Thursday, November 3, 2011

kids at the faire : Fingerloop and Lucet Cords

Any craft that introduces medieval techniques while also helping to develop a child's fine motor skills is a pretty good craft in my book.  Both fingerloop braiding and the technique known as lucet are medeival crafts that create cords that can be used for pouch strings, clothing ties, even shoe laces!  The two methods produce two different types of cords, but they are both great for keeping idle hands occupied! 

Fingerloop braiding uses loops of string hooked on the fingers and exchanged from finger to finger, hand to hand in a specific pattern to create a braided cord.  The open ends of the loops are knotted together and secured (I usually put the knot over a low hook on my living room wall) and the length of your loops is stretched out tight before beginning.  Fingerloop braiding can be done alone, but when you start getting into braiding long cords (longer than 18" or so), you may want a friend to help keep your braid tight by using a tool (can be anything long and thin) to push your braid tight at the opposite end from where you are manipulating the loops.  This is how siblings or friends can be involved in your child's learning process.  There are many types of fingerloop braids, some more complex than others, but a basic cord that is good for most purposes is the 5 loop flat braid. 

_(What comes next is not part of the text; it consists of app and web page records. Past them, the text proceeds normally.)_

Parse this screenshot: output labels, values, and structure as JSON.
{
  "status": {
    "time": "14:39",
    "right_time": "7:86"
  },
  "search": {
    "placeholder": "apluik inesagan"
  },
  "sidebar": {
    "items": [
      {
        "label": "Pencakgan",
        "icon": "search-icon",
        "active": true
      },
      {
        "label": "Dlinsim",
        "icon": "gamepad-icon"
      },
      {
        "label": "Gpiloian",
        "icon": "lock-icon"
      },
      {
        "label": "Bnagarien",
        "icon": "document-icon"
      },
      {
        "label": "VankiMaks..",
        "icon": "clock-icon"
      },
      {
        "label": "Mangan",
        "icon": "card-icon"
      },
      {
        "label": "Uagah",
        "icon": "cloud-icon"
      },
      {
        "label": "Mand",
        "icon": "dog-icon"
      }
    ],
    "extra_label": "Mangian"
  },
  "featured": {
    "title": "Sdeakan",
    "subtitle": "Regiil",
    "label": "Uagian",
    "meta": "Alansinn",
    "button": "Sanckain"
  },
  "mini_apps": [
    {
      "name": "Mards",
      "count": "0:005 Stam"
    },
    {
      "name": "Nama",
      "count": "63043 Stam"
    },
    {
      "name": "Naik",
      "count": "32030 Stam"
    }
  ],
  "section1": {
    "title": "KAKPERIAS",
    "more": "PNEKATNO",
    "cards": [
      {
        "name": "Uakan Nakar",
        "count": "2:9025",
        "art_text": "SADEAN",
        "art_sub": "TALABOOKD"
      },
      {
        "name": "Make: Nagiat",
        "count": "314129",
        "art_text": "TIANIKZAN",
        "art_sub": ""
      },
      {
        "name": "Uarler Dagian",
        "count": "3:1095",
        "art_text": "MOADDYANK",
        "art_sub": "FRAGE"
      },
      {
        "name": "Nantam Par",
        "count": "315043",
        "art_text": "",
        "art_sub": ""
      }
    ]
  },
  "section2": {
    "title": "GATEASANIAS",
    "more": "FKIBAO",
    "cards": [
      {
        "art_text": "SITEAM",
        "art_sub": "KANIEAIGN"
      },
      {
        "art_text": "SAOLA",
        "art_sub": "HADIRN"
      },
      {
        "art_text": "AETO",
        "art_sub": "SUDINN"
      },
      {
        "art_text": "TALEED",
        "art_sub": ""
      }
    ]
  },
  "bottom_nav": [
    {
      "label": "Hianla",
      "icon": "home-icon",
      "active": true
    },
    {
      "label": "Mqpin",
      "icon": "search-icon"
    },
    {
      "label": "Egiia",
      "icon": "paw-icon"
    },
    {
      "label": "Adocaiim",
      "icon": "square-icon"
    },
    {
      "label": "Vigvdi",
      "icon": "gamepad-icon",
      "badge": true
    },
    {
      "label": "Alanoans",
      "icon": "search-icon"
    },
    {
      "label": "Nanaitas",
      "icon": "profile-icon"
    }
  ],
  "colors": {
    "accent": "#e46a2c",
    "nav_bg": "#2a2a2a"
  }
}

Video showing how to make a 5-loop braid:

Lucet, on the other hand, uses just one string and a 2-pronged tool, called a lucet fork, that positions the string for looping in a pattern that creates the cord.  This makes it a very individual craft, and doesn't require the space that fingerloop braiding can sometimes take.  The lucet fork doesn't have to be anything fancier than a plastic fork with some prongs removed until your child gets the hang of it and you feel an upgrade to a more period, wooden lucet fork is appropriate.  There are also 4-prong lucet forks.  In general, lucet cords are either square or flat. 

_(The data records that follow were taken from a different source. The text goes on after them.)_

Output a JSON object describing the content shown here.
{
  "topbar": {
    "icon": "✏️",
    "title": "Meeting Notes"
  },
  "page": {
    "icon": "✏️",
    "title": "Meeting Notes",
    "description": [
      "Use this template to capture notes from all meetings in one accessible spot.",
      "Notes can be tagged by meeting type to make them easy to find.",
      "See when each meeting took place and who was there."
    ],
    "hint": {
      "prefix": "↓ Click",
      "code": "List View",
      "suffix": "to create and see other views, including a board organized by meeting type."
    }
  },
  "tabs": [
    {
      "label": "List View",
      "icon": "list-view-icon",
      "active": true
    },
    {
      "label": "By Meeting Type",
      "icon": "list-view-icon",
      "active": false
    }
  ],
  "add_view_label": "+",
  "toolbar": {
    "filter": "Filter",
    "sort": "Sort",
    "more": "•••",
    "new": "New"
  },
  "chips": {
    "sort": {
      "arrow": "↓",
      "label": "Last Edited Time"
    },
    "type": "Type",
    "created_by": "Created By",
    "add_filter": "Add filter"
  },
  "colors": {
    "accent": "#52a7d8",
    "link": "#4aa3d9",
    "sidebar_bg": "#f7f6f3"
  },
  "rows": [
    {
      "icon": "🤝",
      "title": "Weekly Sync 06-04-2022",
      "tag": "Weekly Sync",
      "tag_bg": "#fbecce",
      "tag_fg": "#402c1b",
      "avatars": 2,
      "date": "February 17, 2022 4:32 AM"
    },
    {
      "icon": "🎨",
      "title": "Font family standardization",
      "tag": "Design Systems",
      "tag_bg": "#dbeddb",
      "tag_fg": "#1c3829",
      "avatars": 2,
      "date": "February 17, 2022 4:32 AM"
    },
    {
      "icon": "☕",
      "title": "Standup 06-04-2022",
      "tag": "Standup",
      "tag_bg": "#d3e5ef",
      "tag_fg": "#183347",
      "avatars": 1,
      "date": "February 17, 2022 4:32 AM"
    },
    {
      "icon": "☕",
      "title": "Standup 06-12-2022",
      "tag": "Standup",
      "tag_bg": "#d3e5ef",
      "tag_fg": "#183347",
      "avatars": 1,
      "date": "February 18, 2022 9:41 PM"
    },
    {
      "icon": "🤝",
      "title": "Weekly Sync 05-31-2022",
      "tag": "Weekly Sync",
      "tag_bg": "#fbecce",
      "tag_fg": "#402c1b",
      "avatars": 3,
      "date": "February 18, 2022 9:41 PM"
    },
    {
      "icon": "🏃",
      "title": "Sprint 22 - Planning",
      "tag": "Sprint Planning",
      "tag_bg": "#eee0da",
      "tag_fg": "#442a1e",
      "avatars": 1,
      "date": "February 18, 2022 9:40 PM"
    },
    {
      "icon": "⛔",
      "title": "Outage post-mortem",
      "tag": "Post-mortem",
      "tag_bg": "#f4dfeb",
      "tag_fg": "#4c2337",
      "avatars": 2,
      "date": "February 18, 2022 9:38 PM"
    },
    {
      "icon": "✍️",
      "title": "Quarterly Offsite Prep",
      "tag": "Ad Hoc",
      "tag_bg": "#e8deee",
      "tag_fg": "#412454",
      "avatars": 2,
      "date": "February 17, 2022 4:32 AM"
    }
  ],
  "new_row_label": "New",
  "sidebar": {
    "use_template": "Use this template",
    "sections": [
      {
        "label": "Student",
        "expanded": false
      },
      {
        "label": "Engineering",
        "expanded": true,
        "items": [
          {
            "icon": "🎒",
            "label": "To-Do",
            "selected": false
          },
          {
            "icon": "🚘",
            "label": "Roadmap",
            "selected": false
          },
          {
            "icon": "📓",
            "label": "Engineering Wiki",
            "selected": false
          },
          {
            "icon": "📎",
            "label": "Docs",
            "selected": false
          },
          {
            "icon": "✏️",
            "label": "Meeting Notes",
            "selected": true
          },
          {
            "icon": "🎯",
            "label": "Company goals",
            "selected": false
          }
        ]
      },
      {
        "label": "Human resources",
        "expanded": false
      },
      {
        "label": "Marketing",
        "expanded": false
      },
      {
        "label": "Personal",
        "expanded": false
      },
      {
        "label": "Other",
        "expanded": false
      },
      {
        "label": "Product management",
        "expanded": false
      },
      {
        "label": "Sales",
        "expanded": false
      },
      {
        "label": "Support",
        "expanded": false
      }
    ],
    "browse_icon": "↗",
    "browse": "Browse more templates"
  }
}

Video showing how to make a basic lucet cord:

No comments:

Post a Comment